var myFn = function() {

}

with what semantics exist now. Not best practices, but what is currently interpreted in the language.

I'd 100% agree that, as a shorthand, this is nice:


myFn() { }

const myFn = () => {}

Which is what I mean. But I'm not the full implementation of JavaScript.

# Isiah Meadows (7 months ago)

I 100% agree it's a terrible idea, and this proposal's syntax sucks for this very reason.

I'll note a few things:

  1. The main proposal AFAICT is for let foo() {}, not foo() {}.
  2. It does not syntactically conflict with object methods, because it's only valid as a statement.
  3. It conflicts with existing ASI, but only with let and var, where this is currently unambiguously valid (it's open real estate with const):
let
foo
(
x
)
{
}

// Parsed in both sloppy and strict as:
let foo;
(x);
{}
# T.J. Crowder (7 months ago)

On Tue, Oct 24, 2017 at 6:26 PM, dante federici <c.dante.federici at gmail.com> wrote:

So, something like:

myFn() {
}

Would be considered as:

var myFn = function() {
}

with what semantics exist now. Not best practices, but what is currently interpreted in the language.

No, it isn't. It's a SyntaxError: Unexpected token {. There's a big difference between myFn() { } and myFn = function() { }; The latter is valid syntax for the horror of implicit globals (in loose mode; strict mode fixed it). The former is just a syntax error. (It would be valid method syntax if it were inside an object initializer or class.)

But AFAIK, Brian Blakely wasn't promoting that syntax anyway. His original post only ever uses this shorthand with export, so I think it was meant to be specific to exporting.

-- T.J. Crowder

# J Decker (7 months ago)

On Wed, Oct 25, 2017 at 4:57 AM, T.J. Crowder < tj.crowder at farsightsoftware.com> wrote:

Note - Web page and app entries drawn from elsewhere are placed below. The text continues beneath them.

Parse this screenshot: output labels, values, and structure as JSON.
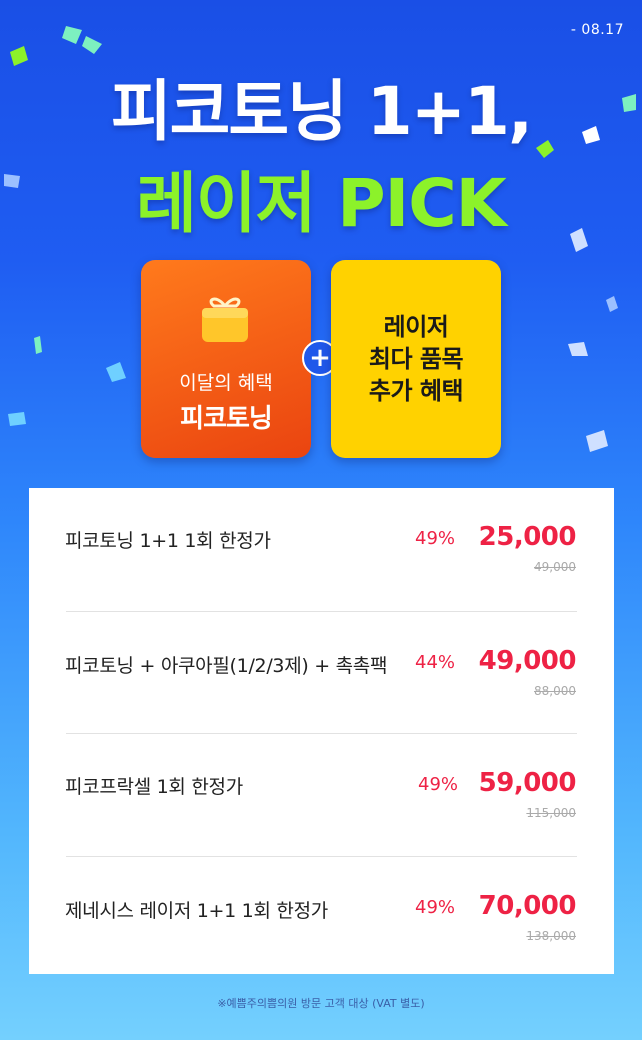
{
  "date_label": "- 08.17",
  "headline": {
    "line1": "피코토닝 1+1,",
    "line2": "레이저 PICK"
  },
  "cards": {
    "left": {
      "subtitle": "이달의 혜택",
      "title": "피코토닝"
    },
    "plus_symbol": "+",
    "right": {
      "line1": "레이저",
      "line2": "최다 품목",
      "line3": "추가 혜택"
    }
  },
  "price_list": [
    {
      "name": "피코토닝 1+1 1회 한정가",
      "discount": "49%",
      "price": "25,000",
      "original": "49,000"
    },
    {
      "name": "피코토닝 + 아쿠아필(1/2/3제) + 촉촉팩",
      "discount": "44%",
      "price": "49,000",
      "original": "88,000"
    },
    {
      "name": "피코프락셀 1회 한정가",
      "discount": "49%",
      "price": "59,000",
      "original": "115,000"
    },
    {
      "name": "제네시스 레이저 1+1 1회 한정가",
      "discount": "49%",
      "price": "70,000",
      "original": "138,000"
    }
  ],
  "footnote": "※예쁨주의쁨의원 방문 고객 대상 (VAT 별도)",
  "colors": {
    "accent_red": "#ee2245",
    "lime": "#8cf22a",
    "orange": "#ea4410",
    "yellow": "#ffd200",
    "blue": "#1a4fe6"
  }
}
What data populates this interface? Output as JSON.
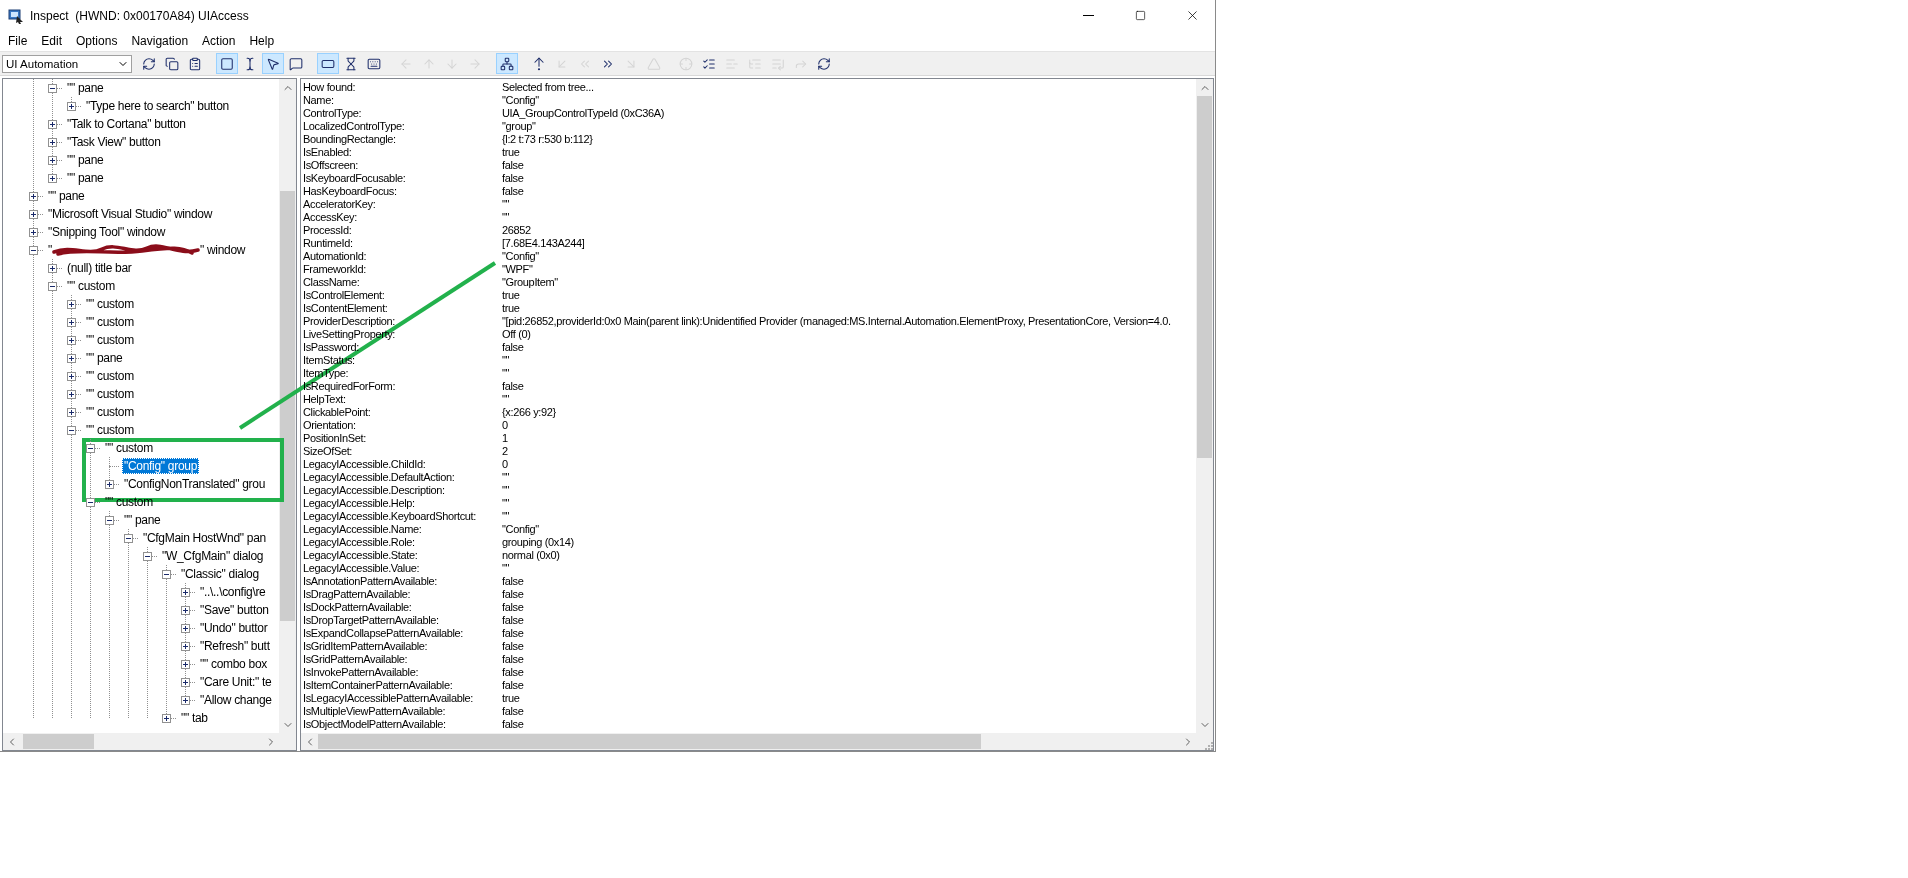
{
  "window": {
    "title": "Inspect  (HWND: 0x00170A84) UIAccess"
  },
  "menu": [
    {
      "label": "File"
    },
    {
      "label": "Edit"
    },
    {
      "label": "Options"
    },
    {
      "label": "Navigation"
    },
    {
      "label": "Action"
    },
    {
      "label": "Help"
    }
  ],
  "toolbar": {
    "mode_select": {
      "value": "UI Automation"
    },
    "groups": [
      [
        {
          "kind": "refresh",
          "selected": false,
          "disabled": false
        },
        {
          "kind": "copy",
          "selected": false,
          "disabled": false
        },
        {
          "kind": "properties",
          "selected": false,
          "disabled": false
        }
      ],
      [
        {
          "kind": "rectangle",
          "selected": true,
          "disabled": false
        },
        {
          "kind": "text-cursor",
          "selected": false,
          "disabled": false
        },
        {
          "kind": "pointer",
          "selected": true,
          "disabled": false
        },
        {
          "kind": "tooltip",
          "selected": false,
          "disabled": false
        }
      ],
      [
        {
          "kind": "focus",
          "selected": true,
          "disabled": false
        },
        {
          "kind": "hourglass",
          "selected": false,
          "disabled": false
        },
        {
          "kind": "keyboard",
          "selected": false,
          "disabled": false
        }
      ],
      [
        {
          "kind": "arrow-left",
          "selected": false,
          "disabled": true
        },
        {
          "kind": "arrow-up",
          "selected": false,
          "disabled": true
        },
        {
          "kind": "arrow-down",
          "selected": false,
          "disabled": true
        },
        {
          "kind": "arrow-right",
          "selected": false,
          "disabled": true
        }
      ],
      [
        {
          "kind": "tree",
          "selected": true,
          "disabled": false
        }
      ],
      [
        {
          "kind": "parent",
          "selected": false,
          "disabled": false
        },
        {
          "kind": "first-child",
          "selected": false,
          "disabled": true
        },
        {
          "kind": "previous",
          "selected": false,
          "disabled": true
        },
        {
          "kind": "next",
          "selected": false,
          "disabled": false
        },
        {
          "kind": "last-child",
          "selected": false,
          "disabled": true
        },
        {
          "kind": "root",
          "selected": false,
          "disabled": true
        }
      ],
      [
        {
          "kind": "pick",
          "selected": false,
          "disabled": true
        },
        {
          "kind": "mark",
          "selected": false,
          "disabled": false
        },
        {
          "kind": "collapse",
          "selected": false,
          "disabled": true
        },
        {
          "kind": "list",
          "selected": false,
          "disabled": true
        },
        {
          "kind": "list-end",
          "selected": false,
          "disabled": true
        },
        {
          "kind": "forward",
          "selected": false,
          "disabled": true
        },
        {
          "kind": "refresh",
          "selected": false,
          "disabled": false
        }
      ]
    ]
  },
  "tree": {
    "nodes": [
      {
        "kind": "continuation",
        "children": [
          {
            "kind": "branch",
            "label": "\"\" pane",
            "expanded": true,
            "selected": false,
            "children": [
              {
                "kind": "branch",
                "label": "\"Type here to search\" button",
                "expanded": false,
                "selected": false
              }
            ]
          },
          {
            "kind": "branch",
            "label": "\"Talk to Cortana\" button",
            "expanded": false,
            "selected": false
          },
          {
            "kind": "branch",
            "label": "\"Task View\" button",
            "expanded": false,
            "selected": false
          },
          {
            "kind": "branch",
            "label": "\"\" pane",
            "expanded": false,
            "selected": false
          },
          {
            "kind": "branch",
            "label": "\"\" pane",
            "expanded": false,
            "selected": false
          }
        ]
      },
      {
        "kind": "branch",
        "label": "\"\" pane",
        "expanded": false,
        "selected": false
      },
      {
        "kind": "branch",
        "label": "\"Microsoft Visual Studio\" window",
        "expanded": false,
        "selected": false
      },
      {
        "kind": "branch",
        "label": "\"Snipping Tool\" window",
        "expanded": false,
        "selected": false
      },
      {
        "kind": "branch",
        "prefix": "\"",
        "label": "\" window",
        "redacted": true,
        "expanded": true,
        "selected": false,
        "children": [
          {
            "kind": "branch",
            "label": "(null) title bar",
            "expanded": false,
            "selected": false
          },
          {
            "kind": "branch",
            "label": "\"\" custom",
            "expanded": true,
            "selected": false,
            "children": [
              {
                "kind": "branch",
                "label": "\"\" custom",
                "expanded": false,
                "selected": false
              },
              {
                "kind": "branch",
                "label": "\"\" custom",
                "expanded": false,
                "selected": false
              },
              {
                "kind": "branch",
                "label": "\"\" custom",
                "expanded": false,
                "selected": false
              },
              {
                "kind": "branch",
                "label": "\"\" pane",
                "expanded": false,
                "selected": false
              },
              {
                "kind": "branch",
                "label": "\"\" custom",
                "expanded": false,
                "selected": false
              },
              {
                "kind": "branch",
                "label": "\"\" custom",
                "expanded": false,
                "selected": false
              },
              {
                "kind": "branch",
                "label": "\"\" custom",
                "expanded": false,
                "selected": false
              },
              {
                "kind": "branch",
                "label": "\"\" custom",
                "expanded": true,
                "selected": false,
                "children": [
                  {
                    "kind": "branch",
                    "label": "\"\" custom",
                    "expanded": true,
                    "selected": false,
                    "children": [
                      {
                        "kind": "leaf",
                        "label": "\"Config\" group",
                        "selected": true
                      },
                      {
                        "kind": "branch",
                        "label": "\"ConfigNonTranslated\" grou",
                        "expanded": false,
                        "selected": false
                      }
                    ]
                  },
                  {
                    "kind": "branch",
                    "label": "\"\" custom",
                    "expanded": true,
                    "selected": false,
                    "children": [
                      {
                        "kind": "branch",
                        "label": "\"\" pane",
                        "expanded": true,
                        "selected": false,
                        "children": [
                          {
                            "kind": "branch",
                            "label": "\"CfgMain HostWnd\" pan",
                            "expanded": true,
                            "selected": false,
                            "children": [
                              {
                                "kind": "branch",
                                "label": "\"W_CfgMain\" dialog",
                                "expanded": true,
                                "selected": false,
                                "children": [
                                  {
                                    "kind": "branch",
                                    "label": "\"Classic\" dialog",
                                    "expanded": true,
                                    "selected": false,
                                    "children": [
                                      {
                                        "kind": "branch",
                                        "label": "\"..\\..\\config\\re",
                                        "expanded": false,
                                        "selected": false
                                      },
                                      {
                                        "kind": "branch",
                                        "label": "\"Save\" button",
                                        "expanded": false,
                                        "selected": false
                                      },
                                      {
                                        "kind": "branch",
                                        "label": "\"Undo\" buttor",
                                        "expanded": false,
                                        "selected": false
                                      },
                                      {
                                        "kind": "branch",
                                        "label": "\"Refresh\" butt",
                                        "expanded": false,
                                        "selected": false
                                      },
                                      {
                                        "kind": "branch",
                                        "label": "\"\" combo box",
                                        "expanded": false,
                                        "selected": false
                                      },
                                      {
                                        "kind": "branch",
                                        "label": "\"Care Unit:\" te",
                                        "expanded": false,
                                        "selected": false
                                      },
                                      {
                                        "kind": "branch",
                                        "label": "\"Allow change",
                                        "expanded": false,
                                        "selected": false
                                      }
                                    ]
                                  },
                                  {
                                    "kind": "branch",
                                    "label": "\"\" tab",
                                    "expanded": false,
                                    "selected": false
                                  }
                                ]
                              }
                            ]
                          }
                        ]
                      }
                    ]
                  }
                ]
              }
            ]
          }
        ]
      }
    ]
  },
  "properties": [
    {
      "name": "How found:",
      "value": "Selected from tree..."
    },
    {
      "name": "Name:",
      "value": "\"Config\""
    },
    {
      "name": "ControlType:",
      "value": "UIA_GroupControlTypeId (0xC36A)"
    },
    {
      "name": "LocalizedControlType:",
      "value": "\"group\""
    },
    {
      "name": "BoundingRectangle:",
      "value": "{l:2 t:73 r:530 b:112}"
    },
    {
      "name": "IsEnabled:",
      "value": "true"
    },
    {
      "name": "IsOffscreen:",
      "value": "false"
    },
    {
      "name": "IsKeyboardFocusable:",
      "value": "false"
    },
    {
      "name": "HasKeyboardFocus:",
      "value": "false"
    },
    {
      "name": "AcceleratorKey:",
      "value": "\"\""
    },
    {
      "name": "AccessKey:",
      "value": "\"\""
    },
    {
      "name": "ProcessId:",
      "value": "26852"
    },
    {
      "name": "RuntimeId:",
      "value": "[7.68E4.143A244]"
    },
    {
      "name": "AutomationId:",
      "value": "\"Config\""
    },
    {
      "name": "FrameworkId:",
      "value": "\"WPF\""
    },
    {
      "name": "ClassName:",
      "value": "\"GroupItem\""
    },
    {
      "name": "IsControlElement:",
      "value": "true"
    },
    {
      "name": "IsContentElement:",
      "value": "true"
    },
    {
      "name": "ProviderDescription:",
      "value": "\"[pid:26852,providerId:0x0 Main(parent link):Unidentified Provider (managed:MS.Internal.Automation.ElementProxy, PresentationCore, Version=4.0."
    },
    {
      "name": "LiveSettingProperty:",
      "value": "Off (0)"
    },
    {
      "name": "IsPassword:",
      "value": "false"
    },
    {
      "name": "ItemStatus:",
      "value": "\"\""
    },
    {
      "name": "ItemType:",
      "value": "\"\""
    },
    {
      "name": "IsRequiredForForm:",
      "value": "false"
    },
    {
      "name": "HelpText:",
      "value": "\"\""
    },
    {
      "name": "ClickablePoint:",
      "value": "{x:266 y:92}"
    },
    {
      "name": "Orientation:",
      "value": "0"
    },
    {
      "name": "PositionInSet:",
      "value": "1"
    },
    {
      "name": "SizeOfSet:",
      "value": "2"
    },
    {
      "name": "LegacyIAccessible.ChildId:",
      "value": "0"
    },
    {
      "name": "LegacyIAccessible.DefaultAction:",
      "value": "\"\""
    },
    {
      "name": "LegacyIAccessible.Description:",
      "value": "\"\""
    },
    {
      "name": "LegacyIAccessible.Help:",
      "value": "\"\""
    },
    {
      "name": "LegacyIAccessible.KeyboardShortcut:",
      "value": "\"\""
    },
    {
      "name": "LegacyIAccessible.Name:",
      "value": "\"Config\""
    },
    {
      "name": "LegacyIAccessible.Role:",
      "value": "grouping (0x14)"
    },
    {
      "name": "LegacyIAccessible.State:",
      "value": "normal (0x0)"
    },
    {
      "name": "LegacyIAccessible.Value:",
      "value": "\"\""
    },
    {
      "name": "IsAnnotationPatternAvailable:",
      "value": "false"
    },
    {
      "name": "IsDragPatternAvailable:",
      "value": "false"
    },
    {
      "name": "IsDockPatternAvailable:",
      "value": "false"
    },
    {
      "name": "IsDropTargetPatternAvailable:",
      "value": "false"
    },
    {
      "name": "IsExpandCollapsePatternAvailable:",
      "value": "false"
    },
    {
      "name": "IsGridItemPatternAvailable:",
      "value": "false"
    },
    {
      "name": "IsGridPatternAvailable:",
      "value": "false"
    },
    {
      "name": "IsInvokePatternAvailable:",
      "value": "false"
    },
    {
      "name": "IsItemContainerPatternAvailable:",
      "value": "false"
    },
    {
      "name": "IsLegacyIAccessiblePatternAvailable:",
      "value": "true"
    },
    {
      "name": "IsMultipleViewPatternAvailable:",
      "value": "false"
    },
    {
      "name": "IsObjectModelPatternAvailable:",
      "value": "false"
    }
  ],
  "annotations": {
    "connector_line": true,
    "highlight_frame": true
  }
}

On Tue, Oct 24, 2017 at 6:26 PM, dante federici <c.dante.federici at gmail.com> wrote:

So, something like:

myFn() {
}

Would be considered as:

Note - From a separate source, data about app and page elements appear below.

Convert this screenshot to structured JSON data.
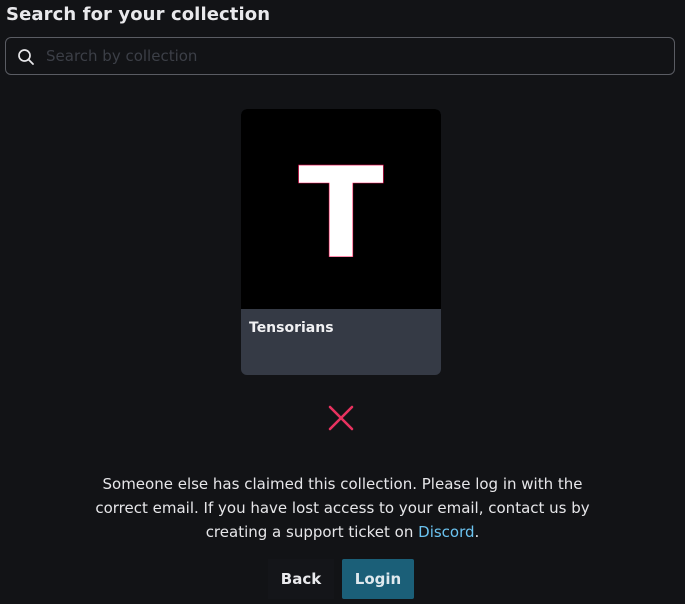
{
  "header": {
    "title": "Search for your collection"
  },
  "search": {
    "placeholder": "Search by collection",
    "value": ""
  },
  "collection_card": {
    "letter": "T",
    "name": "Tensorians"
  },
  "status": {
    "icon": "x-icon",
    "color": "#e8325f"
  },
  "message": {
    "text_before_link": "Someone else has claimed this collection. Please log in with the correct email. If you have lost access to your email, contact us by creating a support ticket on ",
    "link_text": "Discord",
    "text_after_link": "."
  },
  "actions": {
    "back_label": "Back",
    "login_label": "Login"
  },
  "colors": {
    "background": "#121316",
    "link": "#6bc3f0",
    "login_button": "#1b5f78",
    "card_footer": "#353a45"
  }
}
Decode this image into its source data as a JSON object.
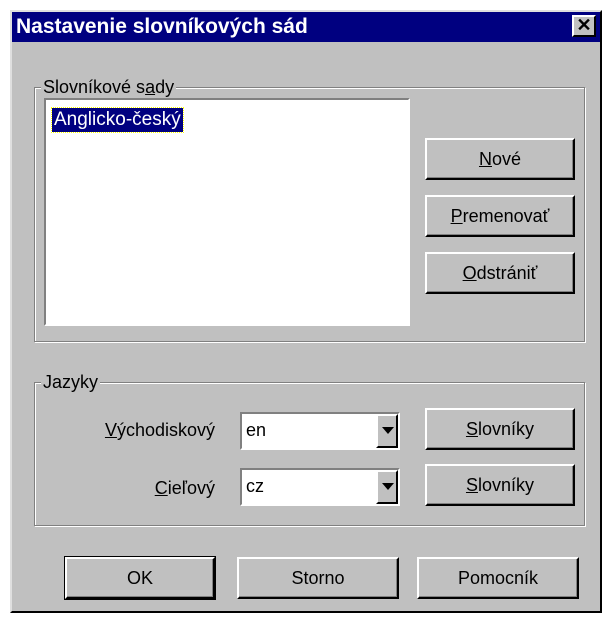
{
  "dialog": {
    "title": "Nastavenie slovníkových sád",
    "close_label": "✕"
  },
  "sets_group": {
    "legend_pre": "Slovníkové s",
    "legend_accel": "a",
    "legend_post": "dy",
    "items": [
      "Anglicko-český"
    ],
    "new_accel": "N",
    "new_rest": "ové",
    "rename_accel": "P",
    "rename_rest": "remenovať",
    "delete_accel": "O",
    "delete_rest": "dstrániť"
  },
  "languages_group": {
    "legend": "Jazyky",
    "source_accel": "V",
    "source_rest": "ýchodiskový",
    "source_value": "en",
    "target_accel": "C",
    "target_rest": "ieľový",
    "target_value": "cz",
    "dict_accel": "S",
    "dict_rest": "lovníky"
  },
  "footer": {
    "ok": "OK",
    "cancel": "Storno",
    "help": "Pomocník"
  }
}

var myFn = function() {
}

with what semantics exist now. Not best practices, but what is currently interpreted in the language.

No, it isn't. It's a SyntaxError: Unexpected token {. There's a big difference between myFn() { } and myFn = function() { }; The latter is valid syntax for the horror of implicit globals (in loose mode; strict mode fixed it). The former is just a syntax error. (It would be valid method syntax if it were inside an object initializer or class.)

ya this is not a syntax error. myFn() { }

# T.J. Crowder (7 months ago)

On Wed, Oct 25, 2017 at 3:11 PM, J Decker <d3ck0r at gmail.com> wrote:

ya this is not a syntax error.

myFn()
{
}

Indeed it isn't, but that isn't what I referred to in dante's message, nor is it what he was suggesting it would be. He quoted

myFn() {
}

...which is indeed a syntax error because ASI doesn't kick in. This:

myFn()
{
}

...isn't a syntax error because ASI adds a ; after myFn(), making it a function call followed by a standalone block, not the function declaration/expression he suggested it was.

All of which is by-the-bye, though, as I don't think Brian was suggesting that anyway... :-)

-- T.J. Crowder

# dante federici (7 months ago)

Sorry I was unclear -- I was referring to "If we were to add this syntax, then seeing this code with knowing how JS interprets the current syntax, I would expect [x] to be the outcome"

I wasn't trying to imply it would work as-is -- either way, sorry for not being clear. If anything the confusion around the newline interacting with the shortened syntax as well as this miscommunication should probably indicate something about the idea.